- Kill beautiful sentences if they don’t add to the whole. As Stephen King said: “Kill your darlings”. It will save you from getting word drunk and mired in pretty mush
- Put off research for moments you can’t write. Don’t waste you’re writing time Googling. While writing, just add a note to yourself to look it up later.
Stage 3 : Focus on getting the thing finished
Have your writing read back to you by a machine (text to speech)
Over familiarity with your own words makes proofreading unproductive. Getting your device to recite your words lets you proof read while doing dull tasks like millimetring along in traffic. This will help you speed up the completion process by
- cleaning up sentences
- picking the ideas you want to keep
- find good points to break up the text into another post/body of writing
Serialise your text
A big hazard of Nibble Writing is wasting time “stirring the pot”. Where your few minutes of writing time rot away in endless tinkering. Serialising your text into chunks under 1100 words gives focus over a large body of text. It lets you create more finished “product”. Which is both satisfying, and placates the voices. Focusing on smaller chunks also preserves the frayed strands of sanity. Yes I’ve said that before but it’s worth repeating.
There is nothing wrong with serialising a single body of writing. All my posts on Nibble Writing started out as one post. Anna Karenina, Sōseki’s “I Am a Cat”,Dostoevsky’s The Brothers Karamazov, major works of the Qing dynasty and Duma’s novels came out this way. That’s the closest I’ll get to great writers. You might edge a bit closer. Even join them.
Will Nibble Writing make you a better writer?
The answer depends on you and your writing. Would a frequent output of focused completed pieces of writing make you a better writer? I will never make that claim.

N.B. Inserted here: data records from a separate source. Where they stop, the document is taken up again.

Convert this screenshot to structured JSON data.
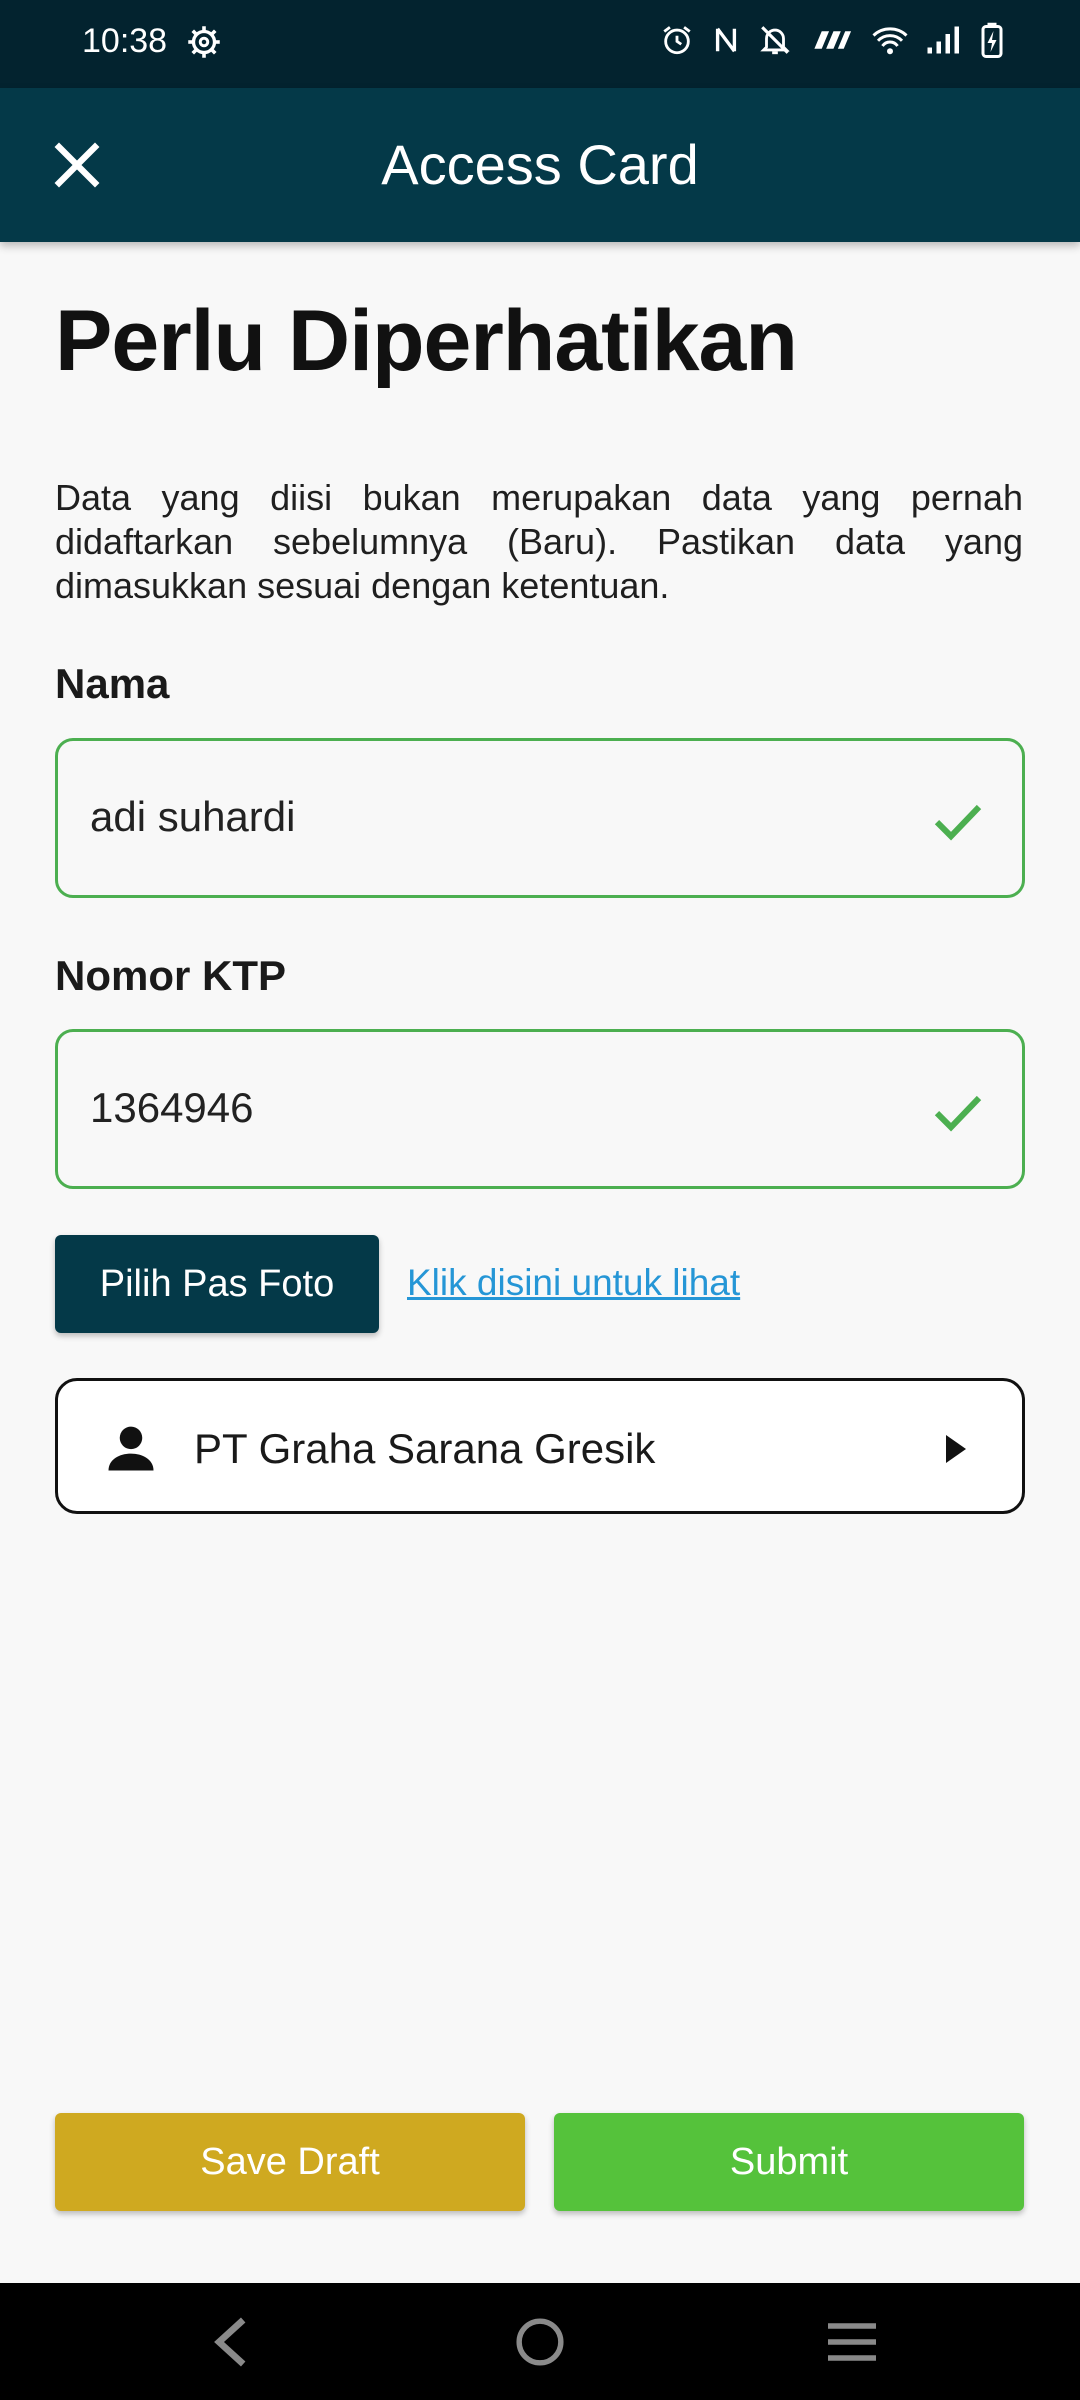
{
  "status_bar": {
    "time": "10:38"
  },
  "app_bar": {
    "title": "Access Card",
    "close_icon": "close-icon"
  },
  "page": {
    "title": "Perlu Diperhatikan",
    "intro": "Data yang diisi bukan merupakan data yang pernah didaftarkan sebelumnya (Baru). Pastikan data yang dimasukkan sesuai dengan ketentuan."
  },
  "form": {
    "nama": {
      "label": "Nama",
      "value": "adi suhardi"
    },
    "ktp": {
      "label": "Nomor KTP",
      "value": "1364946"
    },
    "photo_button": "Pilih Pas Foto",
    "view_link": "Klik disini untuk lihat",
    "company": "PT Graha Sarana Gresik"
  },
  "actions": {
    "save_draft": "Save Draft",
    "submit": "Submit"
  },
  "colors": {
    "status_bar": "#03232f",
    "app_bar": "#043948",
    "valid_border": "#4caf50",
    "link": "#2596d6",
    "save_draft": "#cfa920",
    "submit": "#55c23b"
  }
}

Nibble Writing is just a tool. It’s meant to leverage writing time from the 86,400 seconds we have a day. Nibble Writing has let me write when the other priorities of life killed any chance of a “traditional” writing process. The 745 posts (as of July 2016) in this blog is the evidence.
Has such an output made me a good writer ? I’ll leave that for you to voice via the comment box. The most accurate answer is that after two years of it I began to enjoy reading my own writing.
Next up: Tools that helped me Nibble Write.